[Directions for this task]
Go through the entries below and print each one exactly.

[Records for the exercise]
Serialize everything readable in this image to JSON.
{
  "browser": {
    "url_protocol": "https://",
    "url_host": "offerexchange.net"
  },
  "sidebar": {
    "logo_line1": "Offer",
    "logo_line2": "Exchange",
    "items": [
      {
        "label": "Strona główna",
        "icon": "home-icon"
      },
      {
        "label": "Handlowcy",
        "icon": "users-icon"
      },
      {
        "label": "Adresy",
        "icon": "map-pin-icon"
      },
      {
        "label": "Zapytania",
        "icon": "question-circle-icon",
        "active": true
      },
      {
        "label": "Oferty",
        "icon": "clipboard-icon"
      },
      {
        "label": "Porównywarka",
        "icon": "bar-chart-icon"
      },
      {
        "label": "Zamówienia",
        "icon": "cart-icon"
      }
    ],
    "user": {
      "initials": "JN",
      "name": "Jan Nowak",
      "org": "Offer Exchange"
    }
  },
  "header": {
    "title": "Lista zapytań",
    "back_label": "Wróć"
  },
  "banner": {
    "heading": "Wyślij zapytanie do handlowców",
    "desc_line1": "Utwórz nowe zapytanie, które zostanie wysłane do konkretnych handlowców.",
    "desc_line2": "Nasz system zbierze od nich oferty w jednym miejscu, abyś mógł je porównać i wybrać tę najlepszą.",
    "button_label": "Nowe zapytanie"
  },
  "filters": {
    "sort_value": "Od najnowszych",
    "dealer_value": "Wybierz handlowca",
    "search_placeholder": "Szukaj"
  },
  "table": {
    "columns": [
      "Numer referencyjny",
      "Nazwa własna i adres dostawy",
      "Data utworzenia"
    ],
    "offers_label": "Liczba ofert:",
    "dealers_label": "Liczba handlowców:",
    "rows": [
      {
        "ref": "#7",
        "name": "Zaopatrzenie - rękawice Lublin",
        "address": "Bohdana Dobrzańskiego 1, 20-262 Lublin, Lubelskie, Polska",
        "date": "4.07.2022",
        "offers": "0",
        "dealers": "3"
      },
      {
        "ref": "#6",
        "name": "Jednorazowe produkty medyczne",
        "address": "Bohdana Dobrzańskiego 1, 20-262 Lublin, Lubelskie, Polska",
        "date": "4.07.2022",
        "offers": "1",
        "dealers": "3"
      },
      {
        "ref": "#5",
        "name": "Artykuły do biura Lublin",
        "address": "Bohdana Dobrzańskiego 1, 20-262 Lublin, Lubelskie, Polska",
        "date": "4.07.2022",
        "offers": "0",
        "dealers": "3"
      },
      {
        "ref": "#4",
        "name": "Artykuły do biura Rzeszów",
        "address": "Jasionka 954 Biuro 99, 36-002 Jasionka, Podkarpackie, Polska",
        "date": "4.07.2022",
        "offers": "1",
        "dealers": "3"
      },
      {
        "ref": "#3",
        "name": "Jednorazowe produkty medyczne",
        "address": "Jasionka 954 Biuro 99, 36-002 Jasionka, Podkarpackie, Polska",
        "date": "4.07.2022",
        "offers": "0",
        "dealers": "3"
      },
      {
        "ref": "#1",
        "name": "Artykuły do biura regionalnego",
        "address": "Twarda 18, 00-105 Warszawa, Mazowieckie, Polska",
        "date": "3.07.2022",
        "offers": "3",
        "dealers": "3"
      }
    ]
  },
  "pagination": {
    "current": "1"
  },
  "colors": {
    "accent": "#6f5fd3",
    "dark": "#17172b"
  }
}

[Exercise solution]
Serialize everything readable in this image to JSON.
{
  "browser": {
    "url_protocol": "https://",
    "url_host": "offerexchange.net"
  },
  "sidebar": {
    "logo_line1": "Offer",
    "logo_line2": "Exchange",
    "items": [
      {
        "label": "Strona główna",
        "icon": "home-icon"
      },
      {
        "label": "Handlowcy",
        "icon": "users-icon"
      },
      {
        "label": "Adresy",
        "icon": "map-pin-icon"
      },
      {
        "label": "Zapytania",
        "icon": "question-circle-icon",
        "active": true
      },
      {
        "label": "Oferty",
        "icon": "clipboard-icon"
      },
      {
        "label": "Porównywarka",
        "icon": "bar-chart-icon"
      },
      {
        "label": "Zamówienia",
        "icon": "cart-icon"
      }
    ],
    "user": {
      "initials": "JN",
      "name": "Jan Nowak",
      "org": "Offer Exchange"
    }
  },
  "header": {
    "title": "Lista zapytań",
    "back_label": "Wróć"
  },
  "banner": {
    "heading": "Wyślij zapytanie do handlowców",
    "desc_line1": "Utwórz nowe zapytanie, które zostanie wysłane do konkretnych handlowców.",
    "desc_line2": "Nasz system zbierze od nich oferty w jednym miejscu, abyś mógł je porównać i wybrać tę najlepszą.",
    "button_label": "Nowe zapytanie"
  },
  "filters": {
    "sort_value": "Od najnowszych",
    "dealer_value": "Wybierz handlowca",
    "search_placeholder": "Szukaj"
  },
  "table": {
    "columns": [
      "Numer referencyjny",
      "Nazwa własna i adres dostawy",
      "Data utworzenia"
    ],
    "offers_label": "Liczba ofert:",
    "dealers_label": "Liczba handlowców:",
    "rows": [
      {
        "ref": "#7",
        "name": "Zaopatrzenie - rękawice Lublin",
        "address": "Bohdana Dobrzańskiego 1, 20-262 Lublin, Lubelskie, Polska",
        "date": "4.07.2022",
        "offers": "0",
        "dealers": "3"
      },
      {
        "ref": "#6",
        "name": "Jednorazowe produkty medyczne",
        "address": "Bohdana Dobrzańskiego 1, 20-262 Lublin, Lubelskie, Polska",
        "date": "4.07.2022",
        "offers": "1",
        "dealers": "3"
      },
      {
        "ref": "#5",
        "name": "Artykuły do biura Lublin",
        "address": "Bohdana Dobrzańskiego 1, 20-262 Lublin, Lubelskie, Polska",
        "date": "4.07.2022",
        "offers": "0",
        "dealers": "3"
      },
      {
        "ref": "#4",
        "name": "Artykuły do biura Rzeszów",
        "address": "Jasionka 954 Biuro 99, 36-002 Jasionka, Podkarpackie, Polska",
        "date": "4.07.2022",
        "offers": "1",
        "dealers": "3"
      },
      {
        "ref": "#3",
        "name": "Jednorazowe produkty medyczne",
        "address": "Jasionka 954 Biuro 99, 36-002 Jasionka, Podkarpackie, Polska",
        "date": "4.07.2022",
        "offers": "0",
        "dealers": "3"
      },
      {
        "ref": "#1",
        "name": "Artykuły do biura regionalnego",
        "address": "Twarda 18, 00-105 Warszawa, Mazowieckie, Polska",
        "date": "3.07.2022",
        "offers": "3",
        "dealers": "3"
      }
    ]
  },
  "pagination": {
    "current": "1"
  },
  "colors": {
    "accent": "#6f5fd3",
    "dark": "#17172b"
  }
}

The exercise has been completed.